When a child of eleven, Cynthia Gordon was perfectly content to live on the farm in Iowa where she had been born and raised. Her father, a burly, blond, third generation American of Scandinavian descent, grew mostly corn and pigs, but Johnny, her fifteen year old brother, who wanted to stay on the land, was interested in raising cattle. He already had a young milk cow which he had raised from a calf and was thinking of breeding her with a neighbor's bull.
One morning early that autumn, as the pumpkins were glowing yellow and plump on the vines, and her mother's kitchen was permeated with the heady smell of spices and pickling, and the fresh tart odor of baked apple pies was floating through the window to where she was sitting on the back porch with Pal, their thick coated German Shepherd dog, she heard her father and Johnny talking in the kitchen about his cow.

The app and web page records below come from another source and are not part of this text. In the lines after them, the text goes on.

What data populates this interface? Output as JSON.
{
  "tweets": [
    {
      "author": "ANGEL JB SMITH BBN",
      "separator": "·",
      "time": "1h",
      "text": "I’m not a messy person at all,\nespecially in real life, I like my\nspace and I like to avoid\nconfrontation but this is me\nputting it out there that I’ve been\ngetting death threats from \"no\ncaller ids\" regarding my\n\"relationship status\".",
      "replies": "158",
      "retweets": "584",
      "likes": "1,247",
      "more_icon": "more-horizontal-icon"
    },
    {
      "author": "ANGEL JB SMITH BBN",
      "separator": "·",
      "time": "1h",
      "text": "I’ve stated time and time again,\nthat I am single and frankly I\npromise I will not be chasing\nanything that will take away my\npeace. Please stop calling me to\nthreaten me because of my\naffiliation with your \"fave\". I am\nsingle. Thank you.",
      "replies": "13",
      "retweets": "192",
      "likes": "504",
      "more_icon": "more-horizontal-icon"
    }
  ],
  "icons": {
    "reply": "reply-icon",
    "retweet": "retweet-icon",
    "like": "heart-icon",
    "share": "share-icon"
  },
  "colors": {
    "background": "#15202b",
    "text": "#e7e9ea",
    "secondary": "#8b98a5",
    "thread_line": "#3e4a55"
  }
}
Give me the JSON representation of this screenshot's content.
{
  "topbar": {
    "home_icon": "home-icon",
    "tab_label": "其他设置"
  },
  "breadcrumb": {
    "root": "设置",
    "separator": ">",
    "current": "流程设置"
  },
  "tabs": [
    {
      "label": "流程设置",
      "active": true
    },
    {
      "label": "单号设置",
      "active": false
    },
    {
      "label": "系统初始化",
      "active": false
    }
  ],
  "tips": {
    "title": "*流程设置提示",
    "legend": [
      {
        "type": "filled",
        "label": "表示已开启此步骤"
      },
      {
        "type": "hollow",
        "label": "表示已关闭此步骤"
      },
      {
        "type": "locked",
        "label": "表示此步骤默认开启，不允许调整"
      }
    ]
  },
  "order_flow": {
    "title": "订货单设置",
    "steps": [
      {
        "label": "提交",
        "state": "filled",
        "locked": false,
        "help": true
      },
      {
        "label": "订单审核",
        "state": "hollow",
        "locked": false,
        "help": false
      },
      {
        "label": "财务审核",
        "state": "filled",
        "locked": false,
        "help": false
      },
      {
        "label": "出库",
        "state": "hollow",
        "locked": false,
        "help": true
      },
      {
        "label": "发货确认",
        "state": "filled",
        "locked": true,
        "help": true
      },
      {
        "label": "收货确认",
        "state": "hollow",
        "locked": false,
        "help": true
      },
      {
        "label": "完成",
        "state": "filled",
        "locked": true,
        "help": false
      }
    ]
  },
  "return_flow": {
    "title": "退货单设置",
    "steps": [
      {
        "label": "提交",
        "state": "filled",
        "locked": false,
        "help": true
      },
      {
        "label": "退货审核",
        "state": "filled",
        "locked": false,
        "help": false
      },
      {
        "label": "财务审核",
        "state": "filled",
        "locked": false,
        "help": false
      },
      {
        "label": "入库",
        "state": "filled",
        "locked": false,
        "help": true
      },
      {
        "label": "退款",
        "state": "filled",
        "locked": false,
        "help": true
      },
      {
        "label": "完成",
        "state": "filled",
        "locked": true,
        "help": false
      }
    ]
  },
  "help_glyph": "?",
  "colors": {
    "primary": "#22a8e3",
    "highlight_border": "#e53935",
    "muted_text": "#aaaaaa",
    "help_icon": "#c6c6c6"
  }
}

"Jersey seems to be in heat now, Johnny," her father said. "If you still want to breed her, now's the time to do it. I've talked with Chris about it and he says to bring her over anytime. He's got a fine bull and it should be a dandy calf."
"Gee, Dad, that's swell. When can we do it?"
"Tomorrow's okay with Chris. But remember, the entire responsibility of bringing this calf up is yours. No saying you're tired of taking care of it and Jersey after it's here."
"Gosh, Dad, you know I won't do that. I'm all set to grow her up and win me a couple of prizes at the fair."
"Okay, boy, we'll go over tomorrow after lunch, then."
Cynthia slipped off the porch so her parents wouldn't know she had heard and walked down to the barn to look at Jersey. She had noticed that previously she had not only been kept away from the pens and barns at breeding times, but that any discussion concerning them between her parents, or between her father and other farmers, had always ceased when she approached. Thus, the only things she associated with the word "breading" were the sound of the bull's bellowing cries echoing over the green hills and a feeling that it must be something "not nice".
But lately she had been disturbed by vague warm sensations in her own body, centered deep in her belly, which had made her restless and irritable, and she had begun to speculate about her own sex organs as well as those of animals. She resolved she would sneak over to Chris' farm tomorrow and see what happened that was so forbidden.
The next day was a golden autumn day with the smell of an early winter in the air. From a deep blue sky the sun turned the leaves to a shimmering fire of reds and golds. Along the road the sumac was glowing purples and deep reds, and by the farmhouse the late blooming flowers were showing their last blossoms.